One of my favorite details in The Current, the Orange County Register’s new daily newspaper for Newport Beach and Costa Mesa, is the weather page.
Ask anyone who has worked with me and they will tell you that I love weather. I love weather stories. I love weather photos. I love to build huge local weather websites.
Since I got to help build a sports site in Augusta, Ga., back in 1999, I have loved it when a local site’s weather page feels like it belongs to that exact area.
To do that, we integrated a little bit of local imagery into the weather graphics. It wasn’t rocket surgery. It might have even seemed a little kitschy, but it made our point that this was our community’s forecast.
It’s fun when a news website winks at you. That’s what that old weather site in Augusta did.
By the time I got to the Lawrence Journal-World in 2002 with my friend – and designer extraordinaire – Dan Cox, we had taken the concept a little further. It looked like this:
The five-day forecast from the Lawrence Jourrnal-World’s old website, featuring the skyline of the University of Kansas.

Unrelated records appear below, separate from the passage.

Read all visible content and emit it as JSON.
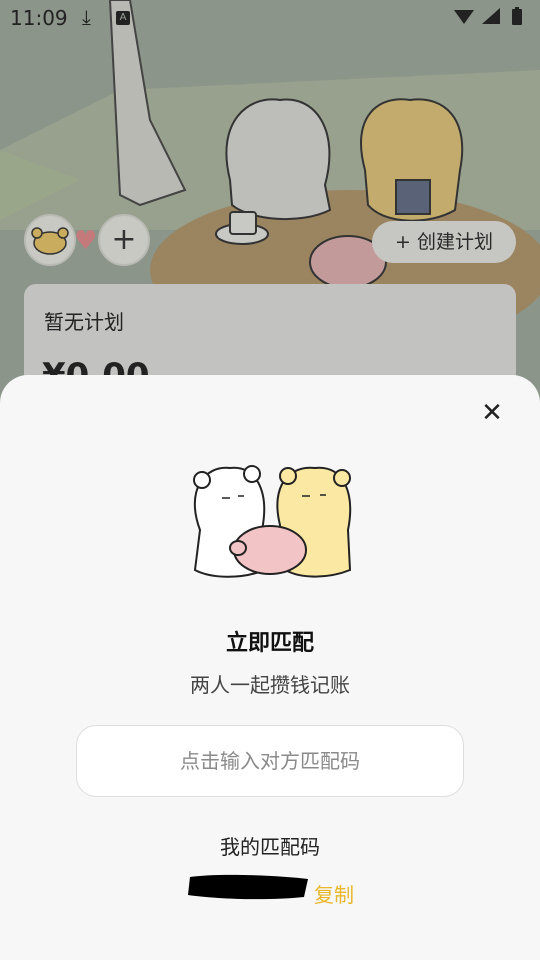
{
  "status_bar": {
    "time": "11:09",
    "download_icon": "download-icon",
    "app_icon_letter": "A",
    "right_icons": "▼◢ ▮"
  },
  "header": {
    "create_plan_label": "+ 创建计划",
    "add_partner_symbol": "+"
  },
  "plan_card": {
    "title": "暂无计划",
    "amount": "¥0.00"
  },
  "match_sheet": {
    "close_symbol": "✕",
    "title": "立即匹配",
    "subtitle": "两人一起攒钱记账",
    "code_input_placeholder": "点击输入对方匹配码",
    "my_code_label": "我的匹配码",
    "copy_label": "复制"
  },
  "colors": {
    "accent": "#e9b729",
    "sheet_bg": "#f7f7f7",
    "overlay_dim": "#7f8a80"
  }
}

We experimented with this idea a little more when a group of us worked at the Naples Daily News, and by the time we had all arrived in Las Vegas, we were ready to take it to the next level.

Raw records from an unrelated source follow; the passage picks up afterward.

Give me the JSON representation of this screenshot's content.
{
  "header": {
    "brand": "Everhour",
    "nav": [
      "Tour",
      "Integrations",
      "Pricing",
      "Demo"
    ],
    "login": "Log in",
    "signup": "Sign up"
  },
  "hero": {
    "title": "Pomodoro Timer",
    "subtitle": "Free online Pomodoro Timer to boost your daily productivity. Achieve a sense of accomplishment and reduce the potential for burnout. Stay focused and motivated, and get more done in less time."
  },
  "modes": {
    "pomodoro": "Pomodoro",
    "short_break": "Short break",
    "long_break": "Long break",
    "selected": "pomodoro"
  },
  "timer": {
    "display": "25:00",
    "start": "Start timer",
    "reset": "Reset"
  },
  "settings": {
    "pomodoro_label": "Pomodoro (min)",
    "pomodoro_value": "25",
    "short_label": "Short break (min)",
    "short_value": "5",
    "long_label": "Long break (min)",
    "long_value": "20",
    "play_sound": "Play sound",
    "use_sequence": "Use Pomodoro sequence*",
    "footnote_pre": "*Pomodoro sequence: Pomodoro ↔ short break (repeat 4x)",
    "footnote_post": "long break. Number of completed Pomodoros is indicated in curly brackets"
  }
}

To this day, I believe the Las Vegas Sun has the best local weather website in the nation.
Todd Soligo designed something spectacular. Programmer Sean Stoops built something that was not only amazing, but also updated auto-magically. Editors Tim and Cara Richardson filled the Sun’s weather site with super-helpful and interesting information and photos.
This time, the five-day forecast was animated. And there might be some super fun Easter eggs, if you know the secret handshake. The whole weather site dripped with personality. Literally. On super hot days, the “Welcome to Fabulous Las Vegas” sign melts.
The five-day forecast from the Las Vegas Sun’s website, featuring the area’s world-famous resorts and casinos.
Once we knew we were going to make our recently relaunched weekly newspaper, The Current, a daily newspaper, I was determined to take a page from the play books of those other online weather sites and apply those concepts to print.
Weather pages in most newspapers look so similar from city to city that it drives me nutty. Yes, I get it – newspaper weather information is content that we typically get from syndication services. And those services save us production time, doing a lot of the heavy lifting for us.
The downside is that most newspaper weather pages lack personality or even a nod to their hometowns.
We decided to make our weather page for Newport Beach and Costa Mesa include all sorts of cool local information, but also to present it in a way that says, “Yep, this weather page will only work in this here newspaper. And, yes, those are images from our hometowns.”
To do it, we reached out to illustrator god Chris Morris. The guy knocked it out of the park. Each day’s illustration has 5 or 6 variations to handle different forecasts and situations. Chris made sure the illustrations were filled with character and his distinct style.
And Helayne Perry designed a great page that made it all work. I know I have a horse in this race, but the results make up my favorite weather page in any local newspaper.
The weather page for our new daily newspaper in Newport Beach and Costa Mesa, The Current.
This was one of the many lessons I learned from my mentor in journalism, Bill Snead: Always try to give your readers a gift, something that there’s no way they could have expected from your newspaper.
I wrote about this idea a year or so ago:
When Bill was the editor of the Lawrence Journal-World, the newspaper’s weather page included a reader-submitted photo. I always loved that, too.
So, the new Current has that, as well.
Thank you, Bill.